Is safety your top priority?
By The Gatepost Editorial Board
Gabby Petito was travelling across the country with her fiancé Brian Laundrie before she disappeared. The FBI concluded this week that her death was a homicide and Laundrie is a person of interest.
Regardless of whether Laundrie was responsible for Petito’s death, this tragedy is another reminder of the unfortunate reality of domestic violence in the U.S.
The Rape, Abuse, and Incest National Network (RAINN) reported over 50% of sexual assaults on college campuses occur between August and November.
RAINN also reported 13% of all college students are victims of rape or sexual assualt through physical force, violence, or incapacitation. This includes 26.4% of women – but 80% of these cases go
Male college-aged students are 78% more likely than non-students to be victims of rape or sexual assault, and LGBTQIA+ students are 23.1% more likely than non-students, according to RAINN.

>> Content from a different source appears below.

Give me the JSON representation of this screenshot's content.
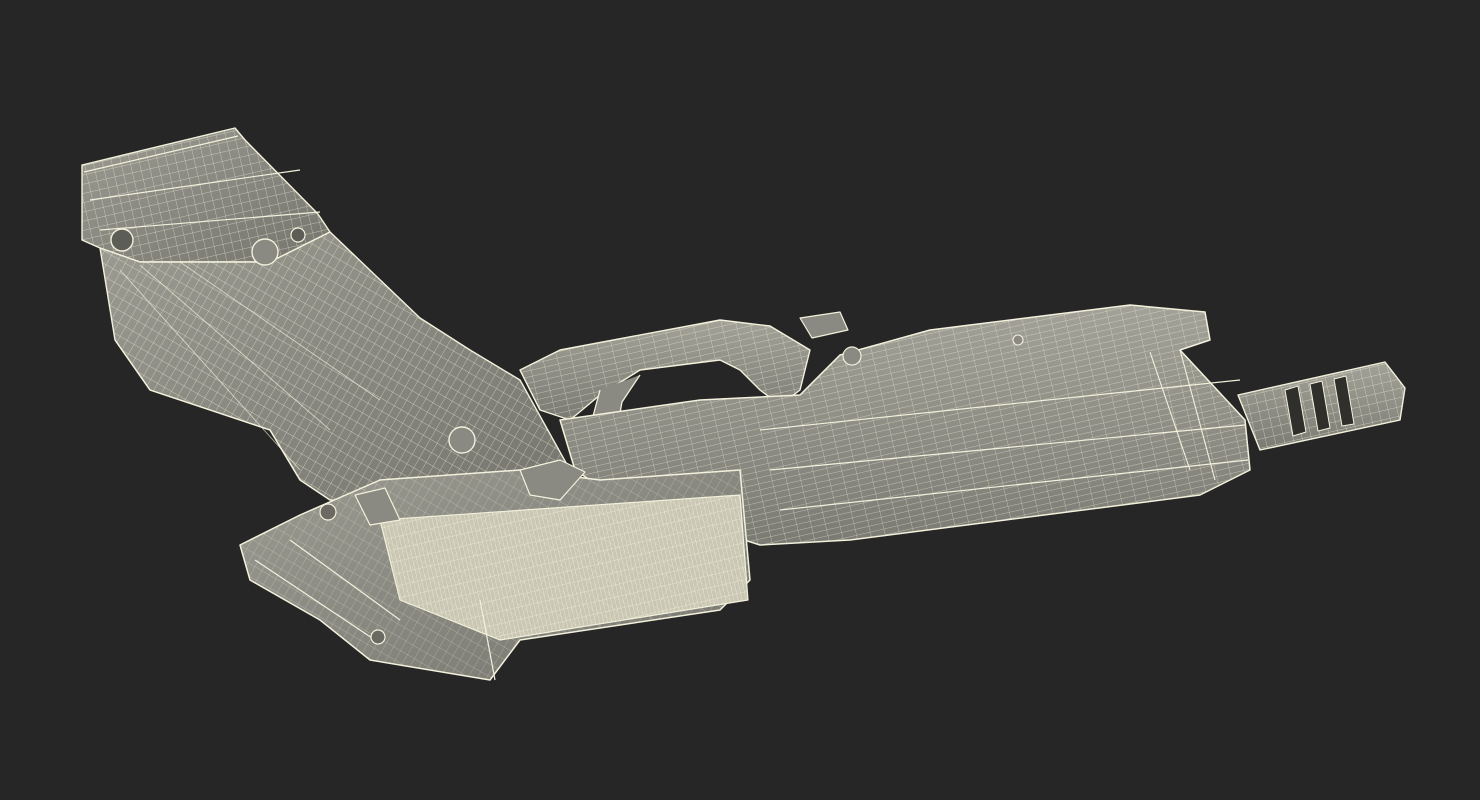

RAINN also reported 5.8% of college students have experienced stalking.
The National Institute on Alcohol Abuse and Alcoholism reported that drinking by college students contributes to over 1,500 deaths, 696,000 assaults, and 97,000 sexual assaults or date rapes each year.
Between 2017 and 2019, FSU and its sister institutions reported 167 Violence Against Women Act criminal offenses, according to the U.S. Department of Education’s Campus Safety and Security database.
These acts included incidences of stalking, domestic violence, and dating violence. Five were reported on Framingham State’s campus.
FSU reports on-campus rape cases under the Jeanne Clery Disclosure of Campus Security Policy and Campus Crime Statistics Act. Between 2017 and 2019, nine criminal cases of rape and seven cases of fondling were reported.
Considering these statistics, there is no better time than now to educate ourselves about campus safety.
A lot of safety advice we were told while growing up is no longer helpful. For example, holding your keys between your fingers as a method of self-defense has been a go-to habit for many of us and our peers. However, this technique is only useful in close proximity to an attacker.
If the techniques we have been given all our lives are not truly helpful – and with self-defense weapons such as pepper spray not permitted on campus – how do we keep ourselves safe?
At Framingham State, there are CODE BLUE Emergency Phones that students can call to immediately reach University Police. These are located throughout campus, often attached to a building.
The University Police Department also provides escorts upon request. If students are walking alone at night between the hours of 2 a.m. and dawn, they can call University Police and be safely escorted by an officer.
University Police also regularly coordinate self-defense classes for FSU community members to attend, including two this month.
The Department also keeps a log of all police responses in a binder accessible to the public, and a safety bulletin on its website listing details of recent major cases.
Some of these incidents are reported by The Gatepost in our “Police Logs” section on page 2. We also have a history of covering the University’s and community’s responses to major criminal cases.
Everyone should consider carrying a whistle – they are cheap, portable, and blowing one can draw attention from far away.
Download a safety app on your phone, such as Noonlight. Apps such as these provide a variety of functions such as contacting police, sharing your location with trusted contacts, and simulating a phone call to deter potential attackers.
And most of all, looking out for each other as one community is the biggest safety tip we can provide.
We’ve grown up being told that people avoid involving themselves when they encounter a dangerous situation – but that shouldn’t be the case. We are each other’s biggest safety net.
Before you begin travelling – especially at night – text someone and let them know where you are going. Text them when you reach your destination.
Never let someone walk alone at night – use the buddy system. Offer to be someone’s buddy.
If you attend a party, don’t go alone. Always leave with everyone you came with – never leave anyone behind. If you notice someone who can’t find their friends, offer to help them.
Sexual assault includes any non-consensual contact. Pay attention to your surroundings at parties and leave if you feel uncomfortable.
Don’t leave your drink unattended, and keep it covered with your hand or thumb. If you think your drink has been contaminated, get a new one.
Advocate for the safety of the greater community. It’s in your best interest to make sure that safety is a top priority at FSU.
Violent offenses have become an unfortunate reality for too many college students – even on our campus.
Even if you feel safe on campus, your peers might not. Don’t be a bystander! Keeping our campus safe is everyone’s responsibility.
Wouldn’t you want someone to watch your back?